In his fifth cause of action, plaintiff claims that defendant Warden Prosper failed to properly train the other named defendants. Plaintiff's claim in this regard is vague and conclusory and fails to state a cognizable claim. In addition, to the extent that plaintiff is claiming that defendant Prosper is in some way responsible for the actions of other defendants as it relates to his disciplinary hearing, such a claim would also be barred by Balisok.

Finally, plaintiff's claim that unconstitutional policies and customs affecting the classification and detention placement of prisoners, is not cognizable. A prisoner has no constitutional right to a particular classification status. Hernandez v. Johnston, 833 F.2d 1316, 1318 (9th Cir.1987). Also, a prisoner has no constitutional right to be incarcerated at a particular correctional facility or to be transferred from one facility to another. See Meachum v. Fano, 427 U.S. 215, 224-25 (1976).

The court concludes that plaintiff cannot cure the noted defects. Granting leave to amend would therefore be futile. See Lopez v. Smith, 203 F.3d 1122, 1129 (9th Cir. 2000) ("Under Ninth Circuit case law, district courts are only required to grant leave to amend if a complaint can possibly be saved. Courts are not required to grant leave to amend if a complaint lacks merit entirely.")


Accordingly, IT IS HEREBY ORDERED that:

1. Plaintiff's August 20, 2009 application to proceed in forma pauperis (Doc. No. 2) is granted.

2. Plaintiff is obligated to pay the statutory filing fee of $350.00 for this action. Plaintiff is assessed an initial partial filing fee of $0.31. All fees shall be collected and paid in accordance with this court's order to the Director of the California Department of Corrections and Rehabilitation filed concurrently herewith.

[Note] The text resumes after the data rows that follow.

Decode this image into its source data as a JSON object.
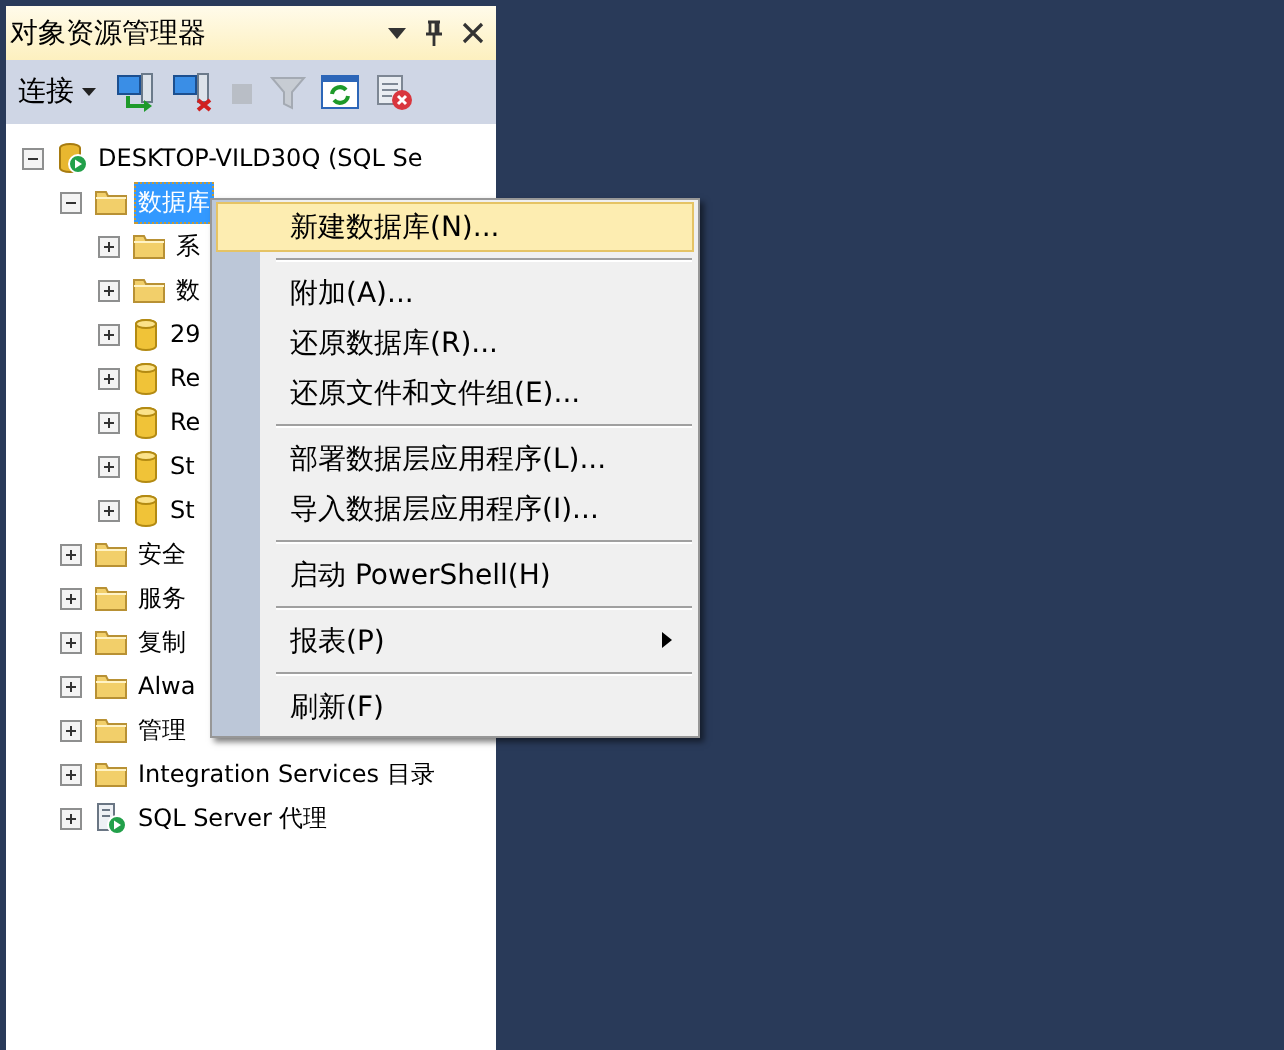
{
  "panel": {
    "title": "对象资源管理器",
    "toolbar": {
      "connect_label": "连接"
    },
    "tree": [
      {
        "label": "DESKTOP-VILD30Q (SQL Se",
        "kind": "server",
        "expanded": true,
        "selected": false,
        "children": [
          {
            "label": "数据库",
            "kind": "folder",
            "expanded": true,
            "selected": true,
            "children": [
              {
                "label": "系",
                "kind": "folder",
                "expanded": false,
                "selected": false
              },
              {
                "label": "数",
                "kind": "folder",
                "expanded": false,
                "selected": false
              },
              {
                "label": "29",
                "kind": "database",
                "expanded": false,
                "selected": false
              },
              {
                "label": "Re",
                "kind": "database",
                "expanded": false,
                "selected": false
              },
              {
                "label": "Re",
                "kind": "database",
                "expanded": false,
                "selected": false
              },
              {
                "label": "St",
                "kind": "database",
                "expanded": false,
                "selected": false
              },
              {
                "label": "St",
                "kind": "database",
                "expanded": false,
                "selected": false
              }
            ]
          },
          {
            "label": "安全",
            "kind": "folder",
            "expanded": false,
            "selected": false
          },
          {
            "label": "服务",
            "kind": "folder",
            "expanded": false,
            "selected": false
          },
          {
            "label": "复制",
            "kind": "folder",
            "expanded": false,
            "selected": false
          },
          {
            "label": "Alwa",
            "kind": "folder",
            "expanded": false,
            "selected": false
          },
          {
            "label": "管理",
            "kind": "folder",
            "expanded": false,
            "selected": false
          },
          {
            "label": "Integration Services 目录",
            "kind": "folder",
            "expanded": false,
            "selected": false
          },
          {
            "label": "SQL Server 代理",
            "kind": "agent",
            "expanded": false,
            "selected": false
          }
        ]
      }
    ]
  },
  "context_menu": {
    "items": [
      {
        "kind": "item",
        "label": "新建数据库(N)...",
        "selected": true,
        "submenu": false
      },
      {
        "kind": "separator"
      },
      {
        "kind": "item",
        "label": "附加(A)...",
        "selected": false,
        "submenu": false
      },
      {
        "kind": "item",
        "label": "还原数据库(R)...",
        "selected": false,
        "submenu": false
      },
      {
        "kind": "item",
        "label": "还原文件和文件组(E)...",
        "selected": false,
        "submenu": false
      },
      {
        "kind": "separator"
      },
      {
        "kind": "item",
        "label": "部署数据层应用程序(L)...",
        "selected": false,
        "submenu": false
      },
      {
        "kind": "item",
        "label": "导入数据层应用程序(I)...",
        "selected": false,
        "submenu": false
      },
      {
        "kind": "separator"
      },
      {
        "kind": "item",
        "label": "启动 PowerShell(H)",
        "selected": false,
        "submenu": false
      },
      {
        "kind": "separator"
      },
      {
        "kind": "item",
        "label": "报表(P)",
        "selected": false,
        "submenu": true
      },
      {
        "kind": "separator"
      },
      {
        "kind": "item",
        "label": "刷新(F)",
        "selected": false,
        "submenu": false
      }
    ]
  }
}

3. The Clerk of the Court is directed to randomly assign this case to a District Judge.

Also, IT IS HEREBY RECOMMENDED that this action be dismissed without prejudice as barred by Edwards v. Balisok, 520 U.S. 641 (1997) and due to plaintiff's failure to state a cognizable claim.

These findings and recommendations are submitted to the United States District Judge assigned to the case, pursuant to the provisions of 28 U.S.C. § 636(b)(l). Within twenty-one days after being served with these findings and recommendations, plaintiff may file written objections with the court. The document should be captioned "Objections to Magistrate Judge's Findings and Recommendations." Plaintiff is advised that failure to file objections within the specified time may waive the right to appeal the District Court's order. Martinez v. Ylst, 951 F.2d 1153 (9th Cir. 1991).

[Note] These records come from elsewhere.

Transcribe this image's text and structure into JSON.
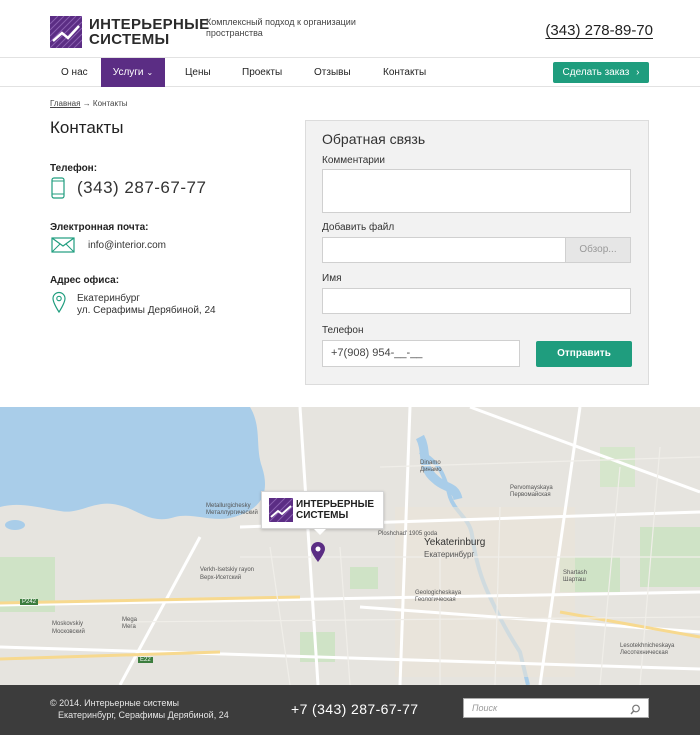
{
  "header": {
    "brand_line1": "ИНТЕРЬЕРНЫЕ",
    "brand_line2": "СИСТЕМЫ",
    "tagline": "Комплексный подход к организации пространства",
    "phone": "(343) 278-89-70"
  },
  "nav": {
    "items": [
      "О нас",
      "Услуги",
      "Цены",
      "Проекты",
      "Отзывы",
      "Контакты"
    ],
    "active": "Услуги",
    "order_button": "Сделать заказ"
  },
  "breadcrumb": {
    "home": "Главная",
    "separator": "→",
    "current": "Контакты"
  },
  "page_title": "Контакты",
  "contacts": {
    "phone_label": "Телефон:",
    "phone": "(343) 287-67-77",
    "email_label": "Электронная почта:",
    "email": "info@interior.com",
    "address_label": "Адрес офиса:",
    "address_city": "Екатеринбург",
    "address_street": "ул. Серафимы Дерябиной, 24"
  },
  "form": {
    "title": "Обратная связь",
    "comments_label": "Комментарии",
    "file_label": "Добавить файл",
    "browse_button": "Обзор...",
    "name_label": "Имя",
    "phone_label": "Телефон",
    "phone_value": "+7(908) 954-__-__",
    "submit_button": "Отправить"
  },
  "map": {
    "callout_line1": "ИНТЕРЬЕРНЫЕ",
    "callout_line2": "СИСТЕМЫ",
    "labels": {
      "yekaterinburg_en": "Yekaterinburg",
      "yekaterinburg_ru": "Екатеринбург",
      "verkh_en": "Verkh-Isetskiy rayon",
      "verkh_ru": "Верх-Исетский",
      "dinamo_en": "Dinamo",
      "dinamo_ru": "Динамо",
      "pervomay_en": "Pervomayskaya",
      "pervomay_ru": "Первомайская",
      "ploshchad": "Ploshchad' 1905 goda",
      "geolog_en": "Geologicheskaya",
      "geolog_ru": "Геологическая",
      "shartash_en": "Shartash",
      "shartash_ru": "Шарташ",
      "mega_en": "Mega",
      "mega_ru": "Мега",
      "moskovsky_en": "Moskovskiy",
      "moskovsky_ru": "Московский",
      "metallurg_en": "Metallurgichesky",
      "metallurg_ru": "Металлургический",
      "lesotekh_en": "Lesotekhnicheskaya",
      "lesotekh_ru": "Лесотехническая",
      "road1": "Р242",
      "road2": "Е22"
    }
  },
  "footer": {
    "copyright": "© 2014. Интерьерные системы",
    "address": "Екатеринбург, Серафимы Дерябиной, 24",
    "phone": "+7 (343) 287-67-77",
    "search_placeholder": "Поиск"
  },
  "colors": {
    "brand": "#5b2d84",
    "accent": "#1f9d7e",
    "footer_bg": "#3c3c3c"
  },
  "icons": {
    "phone": "phone-icon",
    "email": "envelope-icon",
    "address": "location-pin-icon",
    "search": "search-icon",
    "map_marker": "map-marker-icon"
  }
}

© 1992-2010 VersusLaw Inc.

Buy This Entire Record For $7.95

Official citation and/or docket number and footnotes (if any) for this case available with purchase.

Learn more about what you receive with purchase of this case.